- Category: Revolutionary Strategy
- Created on Thursday, 02 September 2010 13:55
- Written by Mike Ely
This is an excerpt from a longer comment.
"A three tier model: Iskra project, Pravda project, Faultlines projects."
by Mike Ely
My own view is (to put it very very crudely) that we need a three tier model -- that distinguishes three very different levels of projects — in order to accomplish the work we face:
1) We need an Iskra project — i.e. a process by which communists and revolutionaries engage and clarify their levels of unity and their forms of organization. It would both be a space where this work gets done — and a pole within a much larger terrain serving as an attractive force for those most radical. It is dangerous to make the sausage right in the middle of the restaurant, but i think that’s the kind of public transparency and access that is needed (especially given the particular contradictions of our regroupment process).
This creates a space within which we attract, create, unite, organize and train communists (even as political practice impacts each of these things it its own way). The Iskra audience is conscious or aspiring revolutionaries. It provides a scaffolding alongside which organization can be developed. It starts as a process of discussions among revolutionaries -- within which a communist pole can be seen and out of which distinct trends can develop -- where radical views can be seen in engaged contradiction to each other, and where such clarifications can (hopefully) help a whole new generation of radicals develop their views and build organized formations to implement and test those views.

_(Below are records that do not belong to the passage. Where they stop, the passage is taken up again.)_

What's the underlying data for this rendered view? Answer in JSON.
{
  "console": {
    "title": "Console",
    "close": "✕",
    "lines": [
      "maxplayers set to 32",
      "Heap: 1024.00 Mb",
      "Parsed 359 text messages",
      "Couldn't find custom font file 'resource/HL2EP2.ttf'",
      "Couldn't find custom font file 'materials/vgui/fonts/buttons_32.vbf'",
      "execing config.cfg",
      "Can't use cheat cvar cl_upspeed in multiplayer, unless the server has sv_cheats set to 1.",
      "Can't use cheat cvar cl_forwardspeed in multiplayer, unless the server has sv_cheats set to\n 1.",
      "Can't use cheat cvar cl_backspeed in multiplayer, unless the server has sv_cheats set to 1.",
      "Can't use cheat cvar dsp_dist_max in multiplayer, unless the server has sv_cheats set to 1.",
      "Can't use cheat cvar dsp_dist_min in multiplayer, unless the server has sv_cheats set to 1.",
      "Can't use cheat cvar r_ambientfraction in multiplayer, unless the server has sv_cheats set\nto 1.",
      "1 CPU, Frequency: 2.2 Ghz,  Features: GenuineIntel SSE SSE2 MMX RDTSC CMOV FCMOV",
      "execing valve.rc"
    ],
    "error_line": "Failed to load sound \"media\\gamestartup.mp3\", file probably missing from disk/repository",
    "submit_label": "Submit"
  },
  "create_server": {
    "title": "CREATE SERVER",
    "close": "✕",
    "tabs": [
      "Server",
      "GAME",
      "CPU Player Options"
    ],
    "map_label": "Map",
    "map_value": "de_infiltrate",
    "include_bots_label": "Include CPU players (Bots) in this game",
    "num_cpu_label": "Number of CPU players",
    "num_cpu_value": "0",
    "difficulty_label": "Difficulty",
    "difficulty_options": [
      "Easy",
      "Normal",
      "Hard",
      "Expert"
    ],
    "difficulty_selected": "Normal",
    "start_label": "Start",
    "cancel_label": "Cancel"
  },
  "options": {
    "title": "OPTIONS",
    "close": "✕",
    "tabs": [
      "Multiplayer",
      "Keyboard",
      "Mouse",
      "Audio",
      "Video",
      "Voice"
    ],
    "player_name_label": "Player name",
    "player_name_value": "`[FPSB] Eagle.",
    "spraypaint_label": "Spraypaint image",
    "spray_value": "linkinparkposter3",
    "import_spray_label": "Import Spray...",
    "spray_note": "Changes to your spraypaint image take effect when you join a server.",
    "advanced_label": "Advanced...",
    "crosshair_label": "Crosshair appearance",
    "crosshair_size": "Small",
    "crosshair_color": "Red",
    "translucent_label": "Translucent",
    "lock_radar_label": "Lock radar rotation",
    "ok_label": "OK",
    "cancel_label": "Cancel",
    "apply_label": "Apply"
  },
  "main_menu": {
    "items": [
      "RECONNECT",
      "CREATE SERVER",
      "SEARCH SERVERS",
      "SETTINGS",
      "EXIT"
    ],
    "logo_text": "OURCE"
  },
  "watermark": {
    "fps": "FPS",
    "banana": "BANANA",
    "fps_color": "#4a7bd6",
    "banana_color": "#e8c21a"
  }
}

Iskra (Spark) was a newspaper written by exiles and smuggled into Russia that helped define and organize a skeletal communist organization that prepared for more revolutionary times. This involves engagement of theory, revolutionary strategy, questions of organization and approaching macro-events with the intent of clarifying line controversies among communists. Since we live in such a post-newspaper world, the early 1900's Iskra newspaper is not an example about form, but about function.
2) We need a Pravda project — we need to develop a popular way of delivering news and analysis to large numbers of people in a way that connects with them and helps bring them to an increasingly revolutionary understanding of the world and their own role.
How to do that, whether it is possible to do right now, what it would look like, how it would be different from the media of other political trends (Democracy Now, the Nation, etc.) — these are issues we have not even scratched yet.
This is a quite difficult project to conceive and initiate -- and one that has not been seriously attempted in a country like ours in a long time.
The revolutionary writer Lu Hsun once argued that to produce truly great work you needed a truly great audience.
The discovery of a really-existing potential audience is one of the preconditions for a successful Pravda project - in ways that will shape its media form, its vernacular style, its focus, its levels of unity, its graphic vibe and so on. In other words, you can't start to apply the mass line on a broad scale without the accretion of a revolutionary people out of real cracks, pockets and radical divergences within the political landscape.
Pravda (Truth) was a daily communist newspaper in St. Petersburg's 1912 working class upsurge that helped forge a revolutionary core for the events that followed World War 1 -- it played this role of connecting people very broadly with a communist view of events and politics. In our conditions this has to be many-to-many, not the traditional one-to-many of newspapers — which means we have a heap of creative thinking to do about forms and methods.
3) We need a series of Faultline projects — in which communists and revolutionaries organize (and reorganize) themselves to deeply engage the struggles of oppressed people along key (objectively existing) faultlines of the society. And this is obviously not just/mainly a matter of commenting on those struggles, or announcing “If we were running this show, this is what we would be having people do.” It is a matter of actually engaging, participating in, building, where necessary initiating and helping to transform the struggles against key crimes of this system — especially those that have the potential for actually drawing significant sections of the people into political life (in ways that collide with this system and its status quo). Revolution requires material force overthrowing material force — and revolutionaries need to actually organize material forces (prepare minds and organize forces) even in a non-revolutionary situation. Preparation for future crisis is not solely (or even mainly) a mental/theoretical preparation among revolutionaries — but also involves preparing networks, connections, alliances, core forces, as well as ideas that can bind millions under unforeseen new situations.
A key issue for an Iskra project is discussing “how to do revolutionary work in our time and place.” And that revolutionary work involves (imho) precisely involves Pravda project and faultline projects.
We have previously talked about "reconceive as we regroup" -- where reconception involves a critical reworking and creative development of communist theory, and regrouping involves the emergence of a new revolutionary movement in preparation for future conjunctural events. A great deal of this reconception is focused within the "Iskra" side of this schema -- though clearly once we succeed in developing faultline projects (out of the current local work that most communists are engaged in) there will be a great deal of testing and struggle over how to apply and revise what we have theoretically developed. As soon as possible, the Iskra side needs to start to discuss and sum up communist work (both the rich work of the past, and the beginnings in our present).